So last week, I’m at work and this guy came into my store and was trying to talk to me. Insert sigh and eye roll. I know what you’re thinking. “How’d he look? Was he cute? How’d he approach you?” Etc. To answer some of your questions, the guy wasn’t bad looking and he was very nice. He even started telling me he was looking into grad schools in the area. All good qualities you’d look for in a potential partner. He just came at a very inopportune moment and couldn’t seem to process that I had no time for him.

I had just gotten back from break. My store was experiencing a rush, so I come out to help my coworker handle everything. For anyone who’s never worked retail, a rush is when your store is full of customers and they all need to be helped at the same time. I walked up to this guy to see if he needed any help and he responded no. But, he then proceeded to treat me to an on the spot interrogation. Asking me every question that popped in his head. From “Where do you live?” to “Where did you go to school?” to “Are you from Chicago?” He asked each question one after the other, like he was reading from some list on a sheet of paper. In between all that, he’s telling me why he was downtown, how he’s looking into graduate school for social work, and some other stuff I didn’t ask for.

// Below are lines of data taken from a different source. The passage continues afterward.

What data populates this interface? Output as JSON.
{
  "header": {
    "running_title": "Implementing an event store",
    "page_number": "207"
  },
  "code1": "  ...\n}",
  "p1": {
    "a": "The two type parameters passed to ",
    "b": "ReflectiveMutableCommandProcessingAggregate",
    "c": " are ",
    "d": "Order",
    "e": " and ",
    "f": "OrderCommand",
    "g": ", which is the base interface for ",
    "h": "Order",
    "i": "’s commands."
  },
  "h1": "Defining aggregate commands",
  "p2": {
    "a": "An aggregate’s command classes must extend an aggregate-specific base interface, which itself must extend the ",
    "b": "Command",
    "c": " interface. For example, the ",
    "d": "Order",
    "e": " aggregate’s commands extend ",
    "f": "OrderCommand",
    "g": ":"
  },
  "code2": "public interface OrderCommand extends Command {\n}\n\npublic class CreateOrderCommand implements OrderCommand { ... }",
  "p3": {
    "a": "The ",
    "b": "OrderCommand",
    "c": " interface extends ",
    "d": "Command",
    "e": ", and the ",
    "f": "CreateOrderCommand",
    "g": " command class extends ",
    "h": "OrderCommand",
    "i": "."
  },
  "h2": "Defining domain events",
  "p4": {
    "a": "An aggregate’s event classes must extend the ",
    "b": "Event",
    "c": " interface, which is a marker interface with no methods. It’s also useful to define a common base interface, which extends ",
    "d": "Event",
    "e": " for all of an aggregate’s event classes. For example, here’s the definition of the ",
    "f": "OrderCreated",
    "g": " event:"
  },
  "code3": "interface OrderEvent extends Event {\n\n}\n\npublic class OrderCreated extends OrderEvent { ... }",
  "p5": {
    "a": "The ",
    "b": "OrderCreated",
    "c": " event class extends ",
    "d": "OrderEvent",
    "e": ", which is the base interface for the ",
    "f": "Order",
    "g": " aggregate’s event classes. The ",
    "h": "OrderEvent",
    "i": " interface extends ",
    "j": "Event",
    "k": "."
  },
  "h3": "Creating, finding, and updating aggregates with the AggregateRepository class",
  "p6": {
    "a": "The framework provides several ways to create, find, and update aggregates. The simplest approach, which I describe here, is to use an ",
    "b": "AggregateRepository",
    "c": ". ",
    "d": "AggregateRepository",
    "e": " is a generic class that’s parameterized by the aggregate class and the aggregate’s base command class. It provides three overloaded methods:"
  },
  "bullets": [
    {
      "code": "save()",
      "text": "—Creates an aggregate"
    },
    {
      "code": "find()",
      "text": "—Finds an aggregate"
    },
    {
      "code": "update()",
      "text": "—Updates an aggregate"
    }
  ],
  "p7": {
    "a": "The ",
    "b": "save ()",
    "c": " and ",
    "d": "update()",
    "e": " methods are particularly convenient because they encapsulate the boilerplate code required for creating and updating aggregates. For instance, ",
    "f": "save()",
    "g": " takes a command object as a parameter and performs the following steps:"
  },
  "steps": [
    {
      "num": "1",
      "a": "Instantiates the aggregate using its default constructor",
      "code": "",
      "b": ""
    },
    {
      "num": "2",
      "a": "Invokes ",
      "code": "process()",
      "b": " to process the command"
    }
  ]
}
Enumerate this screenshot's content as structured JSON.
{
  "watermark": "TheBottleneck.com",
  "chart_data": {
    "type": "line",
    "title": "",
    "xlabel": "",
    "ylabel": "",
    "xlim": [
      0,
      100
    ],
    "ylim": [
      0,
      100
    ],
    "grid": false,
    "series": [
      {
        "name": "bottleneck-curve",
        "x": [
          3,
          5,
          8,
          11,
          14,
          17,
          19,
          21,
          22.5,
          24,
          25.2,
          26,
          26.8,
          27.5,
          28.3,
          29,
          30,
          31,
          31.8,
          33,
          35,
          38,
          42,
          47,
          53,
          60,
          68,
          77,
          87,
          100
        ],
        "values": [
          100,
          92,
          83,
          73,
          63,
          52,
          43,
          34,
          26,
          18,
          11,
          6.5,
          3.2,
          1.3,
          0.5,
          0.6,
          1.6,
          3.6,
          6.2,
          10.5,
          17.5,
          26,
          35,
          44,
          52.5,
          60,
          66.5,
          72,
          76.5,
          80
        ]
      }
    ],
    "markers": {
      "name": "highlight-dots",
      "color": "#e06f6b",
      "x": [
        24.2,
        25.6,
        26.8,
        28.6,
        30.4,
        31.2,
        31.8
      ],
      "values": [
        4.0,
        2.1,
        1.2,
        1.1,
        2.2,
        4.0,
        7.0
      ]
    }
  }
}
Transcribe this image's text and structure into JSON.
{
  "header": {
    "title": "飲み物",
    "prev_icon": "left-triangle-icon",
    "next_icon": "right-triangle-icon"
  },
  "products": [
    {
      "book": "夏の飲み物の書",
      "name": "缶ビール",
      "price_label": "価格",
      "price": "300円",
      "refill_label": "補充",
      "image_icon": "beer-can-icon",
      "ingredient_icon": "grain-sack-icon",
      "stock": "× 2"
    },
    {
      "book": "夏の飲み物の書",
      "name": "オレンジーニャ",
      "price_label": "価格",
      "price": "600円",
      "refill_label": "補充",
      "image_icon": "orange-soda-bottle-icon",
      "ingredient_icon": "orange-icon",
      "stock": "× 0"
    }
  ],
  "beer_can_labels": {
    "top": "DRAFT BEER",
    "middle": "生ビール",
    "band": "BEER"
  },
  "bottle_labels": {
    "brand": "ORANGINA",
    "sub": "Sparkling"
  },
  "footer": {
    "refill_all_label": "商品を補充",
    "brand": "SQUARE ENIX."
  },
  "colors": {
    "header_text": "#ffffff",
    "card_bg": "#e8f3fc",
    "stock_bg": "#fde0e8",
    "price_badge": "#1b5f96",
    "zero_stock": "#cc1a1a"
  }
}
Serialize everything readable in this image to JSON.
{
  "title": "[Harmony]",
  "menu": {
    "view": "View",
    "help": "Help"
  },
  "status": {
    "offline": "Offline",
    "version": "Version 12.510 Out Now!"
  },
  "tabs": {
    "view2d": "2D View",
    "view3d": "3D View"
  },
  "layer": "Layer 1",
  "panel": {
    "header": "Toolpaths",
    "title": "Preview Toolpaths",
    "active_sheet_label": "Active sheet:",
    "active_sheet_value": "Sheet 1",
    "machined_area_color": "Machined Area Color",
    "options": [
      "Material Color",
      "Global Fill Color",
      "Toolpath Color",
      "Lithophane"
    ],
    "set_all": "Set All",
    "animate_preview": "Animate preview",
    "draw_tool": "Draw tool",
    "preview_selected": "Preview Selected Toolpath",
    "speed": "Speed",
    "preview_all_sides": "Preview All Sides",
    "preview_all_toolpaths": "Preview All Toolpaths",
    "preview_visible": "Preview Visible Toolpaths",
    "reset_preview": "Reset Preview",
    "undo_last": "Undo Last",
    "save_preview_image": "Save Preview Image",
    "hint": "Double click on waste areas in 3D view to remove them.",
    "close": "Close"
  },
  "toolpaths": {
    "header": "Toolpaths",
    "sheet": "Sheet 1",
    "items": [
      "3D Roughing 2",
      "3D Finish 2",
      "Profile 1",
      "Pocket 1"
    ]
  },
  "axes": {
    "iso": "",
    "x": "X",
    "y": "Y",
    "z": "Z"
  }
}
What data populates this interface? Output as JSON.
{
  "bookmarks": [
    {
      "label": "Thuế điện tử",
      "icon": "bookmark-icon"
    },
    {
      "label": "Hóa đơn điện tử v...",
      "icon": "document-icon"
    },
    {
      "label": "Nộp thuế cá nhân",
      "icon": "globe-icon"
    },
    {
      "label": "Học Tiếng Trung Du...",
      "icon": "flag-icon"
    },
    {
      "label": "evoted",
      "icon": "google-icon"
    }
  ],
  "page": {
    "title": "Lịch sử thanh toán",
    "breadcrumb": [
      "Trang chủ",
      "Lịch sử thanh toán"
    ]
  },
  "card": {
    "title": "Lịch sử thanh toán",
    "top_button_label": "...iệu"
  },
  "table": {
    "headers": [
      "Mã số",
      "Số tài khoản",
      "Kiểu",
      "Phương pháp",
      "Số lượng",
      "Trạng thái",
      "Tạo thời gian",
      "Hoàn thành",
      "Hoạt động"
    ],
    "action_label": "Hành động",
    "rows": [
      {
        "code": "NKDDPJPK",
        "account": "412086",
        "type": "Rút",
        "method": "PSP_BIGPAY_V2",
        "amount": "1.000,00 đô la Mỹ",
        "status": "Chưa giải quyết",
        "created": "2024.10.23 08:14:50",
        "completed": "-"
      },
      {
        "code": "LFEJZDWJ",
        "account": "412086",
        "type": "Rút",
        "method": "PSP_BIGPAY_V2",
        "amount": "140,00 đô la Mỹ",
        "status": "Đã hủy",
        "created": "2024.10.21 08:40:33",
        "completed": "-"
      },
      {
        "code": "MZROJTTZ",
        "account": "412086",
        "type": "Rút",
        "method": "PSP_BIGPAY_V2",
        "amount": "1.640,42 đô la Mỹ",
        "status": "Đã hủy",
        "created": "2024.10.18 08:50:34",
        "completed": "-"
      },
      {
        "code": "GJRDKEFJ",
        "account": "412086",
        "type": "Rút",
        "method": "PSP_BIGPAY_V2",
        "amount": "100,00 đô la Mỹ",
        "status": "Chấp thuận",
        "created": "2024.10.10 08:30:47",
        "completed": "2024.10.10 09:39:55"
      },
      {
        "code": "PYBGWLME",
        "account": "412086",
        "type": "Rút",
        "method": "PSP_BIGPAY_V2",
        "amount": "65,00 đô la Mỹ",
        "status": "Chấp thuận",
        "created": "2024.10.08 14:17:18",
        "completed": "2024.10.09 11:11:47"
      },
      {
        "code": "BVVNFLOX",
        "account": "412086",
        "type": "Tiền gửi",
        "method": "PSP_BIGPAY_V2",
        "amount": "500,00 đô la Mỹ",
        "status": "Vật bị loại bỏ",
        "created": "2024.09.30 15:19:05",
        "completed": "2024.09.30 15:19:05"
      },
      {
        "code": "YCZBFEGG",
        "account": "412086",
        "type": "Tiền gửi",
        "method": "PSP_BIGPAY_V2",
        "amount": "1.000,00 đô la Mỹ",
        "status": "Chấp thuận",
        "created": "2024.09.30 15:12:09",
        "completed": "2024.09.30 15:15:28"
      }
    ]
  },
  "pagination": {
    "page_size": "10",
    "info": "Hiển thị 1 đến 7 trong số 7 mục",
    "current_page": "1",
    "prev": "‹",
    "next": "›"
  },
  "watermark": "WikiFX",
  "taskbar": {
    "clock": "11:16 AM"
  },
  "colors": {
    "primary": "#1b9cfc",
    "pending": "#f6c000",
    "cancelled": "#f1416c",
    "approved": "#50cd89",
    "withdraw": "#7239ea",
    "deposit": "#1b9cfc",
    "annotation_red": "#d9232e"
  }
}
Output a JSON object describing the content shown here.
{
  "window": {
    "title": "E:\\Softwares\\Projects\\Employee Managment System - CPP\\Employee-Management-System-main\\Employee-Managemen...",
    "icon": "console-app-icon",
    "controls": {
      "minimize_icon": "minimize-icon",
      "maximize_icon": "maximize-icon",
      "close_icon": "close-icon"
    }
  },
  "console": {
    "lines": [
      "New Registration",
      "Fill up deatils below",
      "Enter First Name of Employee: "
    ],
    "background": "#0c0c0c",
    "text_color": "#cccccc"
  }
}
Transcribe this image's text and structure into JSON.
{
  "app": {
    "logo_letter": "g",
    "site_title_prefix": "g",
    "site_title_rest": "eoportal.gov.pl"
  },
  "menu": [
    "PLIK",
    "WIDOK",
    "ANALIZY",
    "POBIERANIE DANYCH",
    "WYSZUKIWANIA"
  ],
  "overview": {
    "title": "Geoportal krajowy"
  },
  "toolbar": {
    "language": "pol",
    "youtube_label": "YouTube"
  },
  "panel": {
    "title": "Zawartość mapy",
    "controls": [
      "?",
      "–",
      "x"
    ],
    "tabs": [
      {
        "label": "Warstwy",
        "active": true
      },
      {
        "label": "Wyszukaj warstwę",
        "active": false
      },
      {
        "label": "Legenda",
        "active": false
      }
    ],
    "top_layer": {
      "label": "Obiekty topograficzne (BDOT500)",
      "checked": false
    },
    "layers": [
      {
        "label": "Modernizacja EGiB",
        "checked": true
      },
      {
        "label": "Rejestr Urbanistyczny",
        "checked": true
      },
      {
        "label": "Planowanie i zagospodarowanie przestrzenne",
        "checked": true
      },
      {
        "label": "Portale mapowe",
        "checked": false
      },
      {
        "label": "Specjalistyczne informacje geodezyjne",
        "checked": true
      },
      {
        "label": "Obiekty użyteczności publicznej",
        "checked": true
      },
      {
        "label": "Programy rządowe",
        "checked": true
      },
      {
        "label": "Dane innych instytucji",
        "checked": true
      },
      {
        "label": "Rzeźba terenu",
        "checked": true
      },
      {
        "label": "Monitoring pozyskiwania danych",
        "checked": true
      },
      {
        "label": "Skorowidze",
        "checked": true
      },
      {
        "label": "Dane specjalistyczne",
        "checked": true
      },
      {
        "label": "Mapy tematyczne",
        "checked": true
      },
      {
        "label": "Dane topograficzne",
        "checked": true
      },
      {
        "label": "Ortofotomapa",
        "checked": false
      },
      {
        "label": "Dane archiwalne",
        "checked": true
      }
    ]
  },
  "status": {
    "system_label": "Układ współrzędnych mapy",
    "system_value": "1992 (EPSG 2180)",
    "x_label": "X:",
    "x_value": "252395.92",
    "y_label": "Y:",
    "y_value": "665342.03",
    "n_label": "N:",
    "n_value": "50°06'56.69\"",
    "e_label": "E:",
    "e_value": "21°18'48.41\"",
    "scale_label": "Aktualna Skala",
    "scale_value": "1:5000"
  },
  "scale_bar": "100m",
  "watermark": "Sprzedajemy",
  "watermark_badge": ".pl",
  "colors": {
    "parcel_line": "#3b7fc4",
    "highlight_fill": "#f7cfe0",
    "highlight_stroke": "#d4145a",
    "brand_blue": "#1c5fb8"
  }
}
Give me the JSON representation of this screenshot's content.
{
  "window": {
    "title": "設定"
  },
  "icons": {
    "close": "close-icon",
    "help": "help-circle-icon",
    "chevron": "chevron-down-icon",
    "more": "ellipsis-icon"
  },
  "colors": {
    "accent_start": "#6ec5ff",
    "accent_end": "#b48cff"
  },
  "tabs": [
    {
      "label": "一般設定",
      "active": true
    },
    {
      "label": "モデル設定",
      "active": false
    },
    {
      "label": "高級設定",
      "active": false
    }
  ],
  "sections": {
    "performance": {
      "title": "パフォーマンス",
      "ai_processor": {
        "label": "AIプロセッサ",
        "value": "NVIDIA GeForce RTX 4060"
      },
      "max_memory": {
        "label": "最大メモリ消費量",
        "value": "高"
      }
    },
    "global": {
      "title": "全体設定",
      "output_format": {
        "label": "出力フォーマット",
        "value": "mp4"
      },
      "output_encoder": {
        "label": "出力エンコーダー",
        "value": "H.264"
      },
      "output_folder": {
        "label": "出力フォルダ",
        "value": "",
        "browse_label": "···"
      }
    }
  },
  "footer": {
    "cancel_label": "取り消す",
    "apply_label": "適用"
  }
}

I’m giving this dude one word answers and bouncing around helping other people. Hoping he would get the hint, that this was not the time or the place and that I obviously wasn’t interested. When I’m in the middle of a rush in my store, I have 0% of time for you. If you’re not buying, you’re wasting my time.

So, I wa what made it weird was that after everyone else left the store he stayed behind. I knew he didn’t want to buy anything, but he still insisted I tell him about the jewelry I was selling. Then informed me he was just wasting time until rush hour ended. At this point, I just start ignoring this man hoping he would just leave. My coworker chats with him a bit, but it’s so awkward. He would stand by one of our cases in silence for like a minute, attempt to start another conversation, before lapsing into silence again. Eventually, he decides to leave and informs us that he would be back. Unfortunately.

At this point my coworker is like, “You have to kick him out. He can’t just be in here.” I’m like, “I was trying to be nice and hoped he would get the hint. But, you’re right.” So when he strolled back in 20 minutes later I asked him point blank, “Are you going to buy anything?” He looked startled. But, he looked around for a quick second and then said he’s come back for something for his mom before exiting the store.

The moral to the story here is that if someone’s making you uncomfortable or getting in the way of you doing your job, don’t be afraid to be blunt with them. Don’t be afraid to tell them to leave or call security. I could have ended that whole exchange earlier, if I wasn’t so nice. It’s OK to think about yourself in situations that make you uncomfortable. You don’t have to bend over over backwards for a creepy customer, because you need to deliver excellent customer service to everyone. You are the most important person in your life, so act like it.